[SUPPLIED DATA]:

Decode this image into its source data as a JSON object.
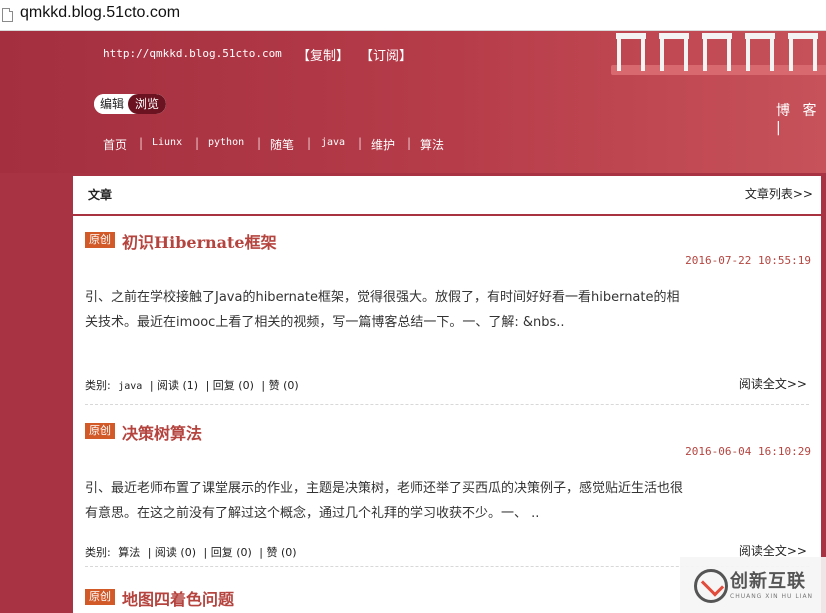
{
  "browser": {
    "url": "qmkkd.blog.51cto.com"
  },
  "header": {
    "blog_url": "http://qmkkd.blog.51cto.com",
    "copy_link": "【复制】",
    "subscribe_link": "【订阅】",
    "toggle_edit": "编辑",
    "toggle_browse": "浏览",
    "blog_label": "博 客 |",
    "nav": [
      "首页",
      "Liunx",
      "python",
      "随笔",
      "java",
      "维护",
      "算法"
    ]
  },
  "panel": {
    "title": "文章",
    "list_link": "文章列表>>"
  },
  "posts": [
    {
      "badge": "原创",
      "title": "初识Hibernate框架",
      "date": "2016-07-22 10:55:19",
      "excerpt": "引、之前在学校接触了Java的hibernate框架，觉得很强大。放假了，有时间好好看一看hibernate的相关技术。最近在imooc上看了相关的视频，写一篇博客总结一下。一、了解: &nbs..",
      "meta": {
        "category_label": "类别:",
        "category": "java",
        "read": "| 阅读 (1)",
        "reply": "| 回复 (0)",
        "like": "| 赞 (0)"
      },
      "readmore": "阅读全文>>"
    },
    {
      "badge": "原创",
      "title": "决策树算法",
      "date": "2016-06-04 16:10:29",
      "excerpt": "引、最近老师布置了课堂展示的作业，主题是决策树，老师还举了买西瓜的决策例子，感觉贴近生活也很有意思。在这之前没有了解过这个概念，通过几个礼拜的学习收获不少。一、 ..",
      "meta": {
        "category_label": "类别:",
        "category": "算法",
        "read": "| 阅读 (0)",
        "reply": "| 回复 (0)",
        "like": "| 赞 (0)"
      },
      "readmore": "阅读全文>>"
    },
    {
      "badge": "原创",
      "title": "地图四着色问题"
    }
  ],
  "watermark": {
    "text": "创新互联",
    "sub": "CHUANG XIN HU LIAN"
  }
}
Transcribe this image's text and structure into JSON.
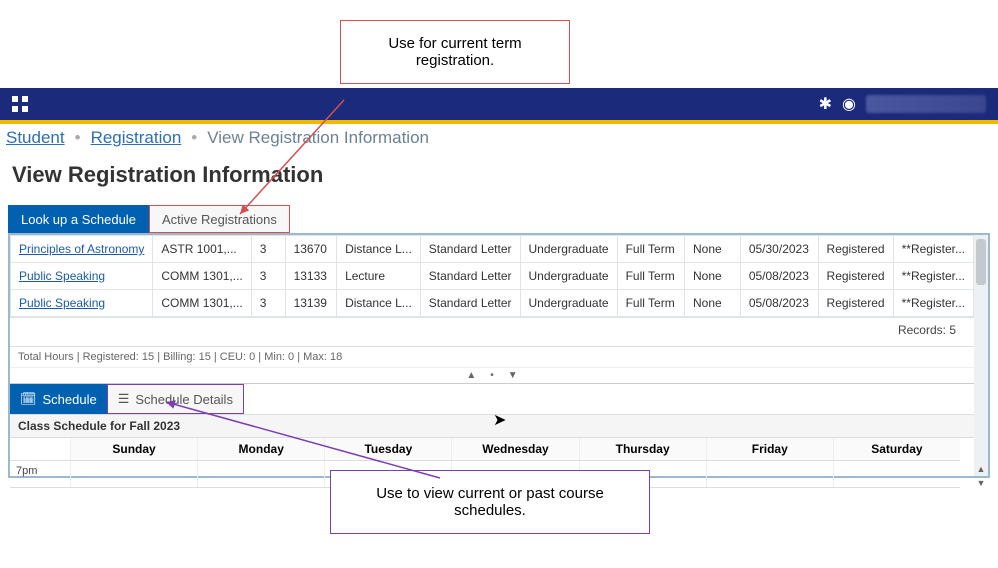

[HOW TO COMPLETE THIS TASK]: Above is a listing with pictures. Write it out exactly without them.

[COMPLETED EXERCISE]:
Decode this image into its source data as a JSON object.
{
  "browser": {
    "url": "qmkkd.blog.51cto.com"
  },
  "header": {
    "blog_url": "http://qmkkd.blog.51cto.com",
    "copy_link": "【复制】",
    "subscribe_link": "【订阅】",
    "toggle_edit": "编辑",
    "toggle_browse": "浏览",
    "blog_label": "博 客 |",
    "nav": [
      "首页",
      "Liunx",
      "python",
      "随笔",
      "java",
      "维护",
      "算法"
    ]
  },
  "panel": {
    "title": "文章",
    "list_link": "文章列表>>"
  },
  "posts": [
    {
      "badge": "原创",
      "title": "初识Hibernate框架",
      "date": "2016-07-22 10:55:19",
      "excerpt": "引、之前在学校接触了Java的hibernate框架，觉得很强大。放假了，有时间好好看一看hibernate的相关技术。最近在imooc上看了相关的视频，写一篇博客总结一下。一、了解: &nbs..",
      "meta": {
        "category_label": "类别:",
        "category": "java",
        "read": "| 阅读 (1)",
        "reply": "| 回复 (0)",
        "like": "| 赞 (0)"
      },
      "readmore": "阅读全文>>"
    },
    {
      "badge": "原创",
      "title": "决策树算法",
      "date": "2016-06-04 16:10:29",
      "excerpt": "引、最近老师布置了课堂展示的作业，主题是决策树，老师还举了买西瓜的决策例子，感觉贴近生活也很有意思。在这之前没有了解过这个概念，通过几个礼拜的学习收获不少。一、 ..",
      "meta": {
        "category_label": "类别:",
        "category": "算法",
        "read": "| 阅读 (0)",
        "reply": "| 回复 (0)",
        "like": "| 赞 (0)"
      },
      "readmore": "阅读全文>>"
    },
    {
      "badge": "原创",
      "title": "地图四着色问题"
    }
  ],
  "watermark": {
    "text": "创新互联",
    "sub": "CHUANG XIN HU LIAN"
  }
}
Transcribe this image's text and structure into JSON.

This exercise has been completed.